## Exercise brief
If a line in the records below contains "examples", copy that line.

::: Data supplied :::

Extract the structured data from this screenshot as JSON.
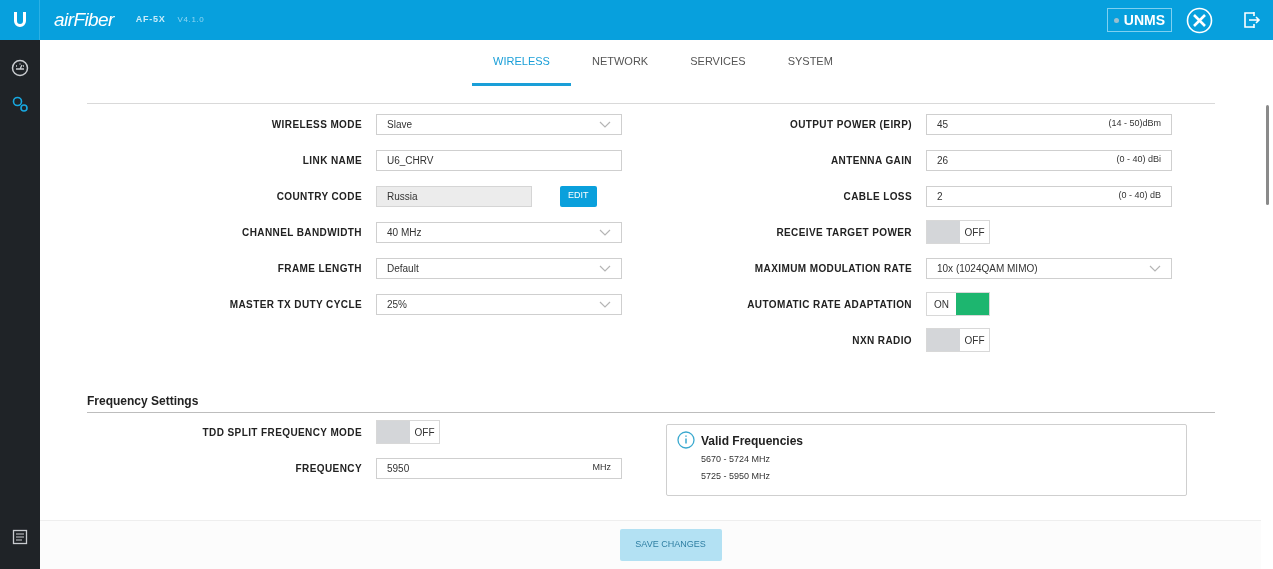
{
  "header": {
    "brand": "airFiber",
    "model": "AF-5X",
    "version": "V4.1.0",
    "unms": {
      "label": "UNMS",
      "connected": false
    }
  },
  "sidebar": {
    "items": [
      {
        "kind": "dashboard",
        "selected": false
      },
      {
        "kind": "settings",
        "selected": true
      }
    ]
  },
  "tabs": [
    {
      "label": "WIRELESS",
      "selected": true
    },
    {
      "label": "NETWORK",
      "selected": false
    },
    {
      "label": "SERVICES",
      "selected": false
    },
    {
      "label": "SYSTEM",
      "selected": false
    }
  ],
  "basic_wireless": {
    "left": [
      {
        "kind": "select",
        "label": "WIRELESS MODE",
        "value": "Slave"
      },
      {
        "kind": "text",
        "label": "LINK NAME",
        "value": "U6_CHRV"
      },
      {
        "kind": "locked",
        "label": "COUNTRY CODE",
        "value": "Russia",
        "button": "EDIT"
      },
      {
        "kind": "select",
        "label": "CHANNEL BANDWIDTH",
        "value": "40 MHz"
      },
      {
        "kind": "select",
        "label": "FRAME LENGTH",
        "value": "Default"
      },
      {
        "kind": "select",
        "label": "MASTER TX DUTY CYCLE",
        "value": "25%"
      }
    ],
    "right": [
      {
        "kind": "text",
        "label": "OUTPUT POWER (EIRP)",
        "value": "45",
        "unit": "(14 - 50)dBm"
      },
      {
        "kind": "text",
        "label": "ANTENNA GAIN",
        "value": "26",
        "unit": "(0 - 40) dBi"
      },
      {
        "kind": "text",
        "label": "CABLE LOSS",
        "value": "2",
        "unit": "(0 - 40) dB"
      },
      {
        "kind": "toggle",
        "label": "RECEIVE TARGET POWER",
        "on": false,
        "state_text": "OFF"
      },
      {
        "kind": "select",
        "label": "MAXIMUM MODULATION RATE",
        "value": "10x (1024QAM MIMO)"
      },
      {
        "kind": "toggle",
        "label": "AUTOMATIC RATE ADAPTATION",
        "on": true,
        "state_text": "ON"
      },
      {
        "kind": "toggle",
        "label": "NXN RADIO",
        "on": false,
        "state_text": "OFF"
      }
    ]
  },
  "frequency_settings": {
    "title": "Frequency Settings",
    "rows": [
      {
        "kind": "toggle",
        "label": "TDD SPLIT FREQUENCY MODE",
        "on": false,
        "state_text": "OFF"
      },
      {
        "kind": "text",
        "label": "FREQUENCY",
        "value": "5950",
        "unit": "MHz"
      }
    ],
    "info": {
      "title": "Valid Frequencies",
      "lines": [
        "5670 - 5724 MHz",
        "5725 - 5950 MHz"
      ]
    }
  },
  "save_button": {
    "label": "SAVE CHANGES",
    "disabled": true
  }
}
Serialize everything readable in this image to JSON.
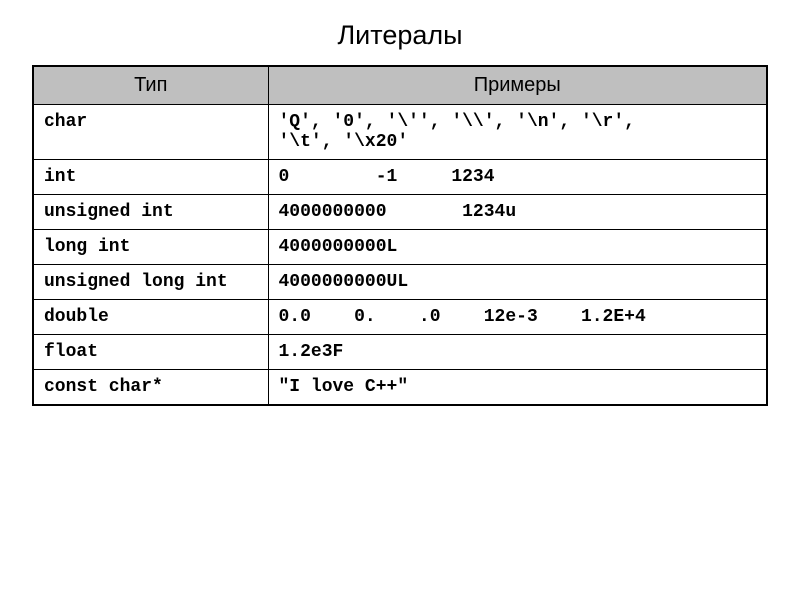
{
  "title": "Литералы",
  "headers": {
    "type": "Тип",
    "examples": "Примеры"
  },
  "rows": [
    {
      "type": "char",
      "examples": "'Q', '0', '\\'', '\\\\', '\\n', '\\r',\n'\\t', '\\x20'"
    },
    {
      "type": "int",
      "examples": "0        -1     1234"
    },
    {
      "type": "unsigned int",
      "examples": "4000000000       1234u"
    },
    {
      "type": "long int",
      "examples": "4000000000L"
    },
    {
      "type": "unsigned long int",
      "examples": "4000000000UL"
    },
    {
      "type": "double",
      "examples": "0.0    0.    .0    12e-3    1.2E+4"
    },
    {
      "type": "float",
      "examples": "1.2e3F"
    },
    {
      "type": "const char*",
      "examples": "\"I love C++\""
    }
  ]
}
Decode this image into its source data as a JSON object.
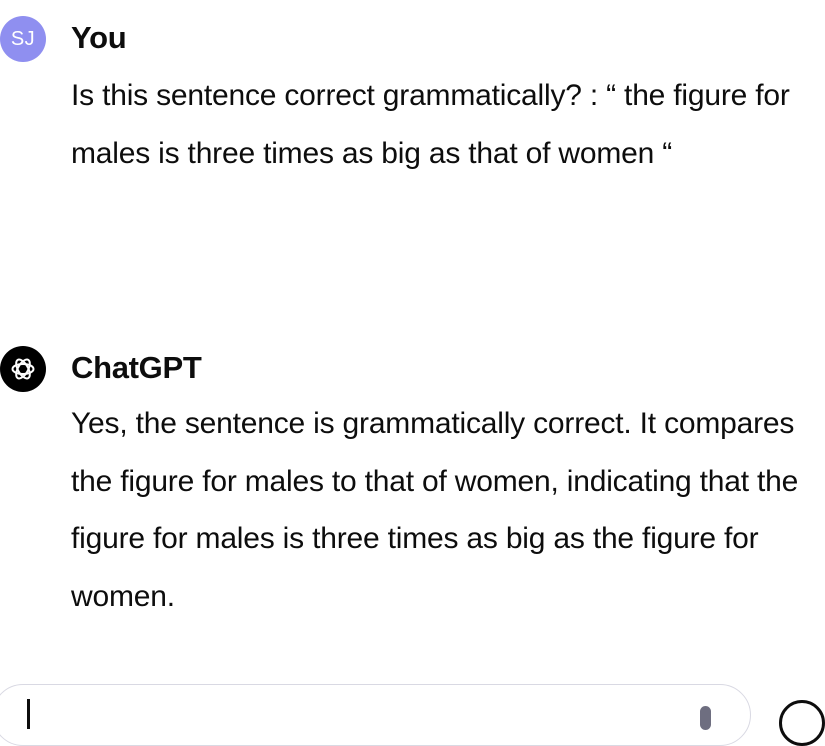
{
  "conversation": {
    "user": {
      "avatar_initials": "SJ",
      "author": "You",
      "text": "Is this sentence correct grammatically? : “ the figure for males is three times as big as that of women “"
    },
    "assistant": {
      "avatar_icon": "openai-logo-icon",
      "author": "ChatGPT",
      "text": "Yes, the sentence is grammatically correct. It compares the figure for males to that of women, indicating that the figure for males is three times as big as the figure for women."
    }
  },
  "composer": {
    "value": "",
    "icons": [
      "mic-icon",
      "send-icon"
    ]
  },
  "colors": {
    "user_avatar": "#8f8ff0",
    "assistant_avatar": "#000000",
    "text": "#0d0d0d"
  }
}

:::

## Output of the task
    "examples": "Примеры"
      "examples": "'Q', '0', '\\'', '\\\\', '\\n', '\\r',\n'\\t', '\\x20'"
      "examples": "0        -1     1234"
      "examples": "4000000000       1234u"
      "examples": "4000000000L"
      "examples": "4000000000UL"
      "examples": "0.0    0.    .0    12e-3    1.2E+4"
      "examples": "1.2e3F"
      "examples": "\"I love C++\""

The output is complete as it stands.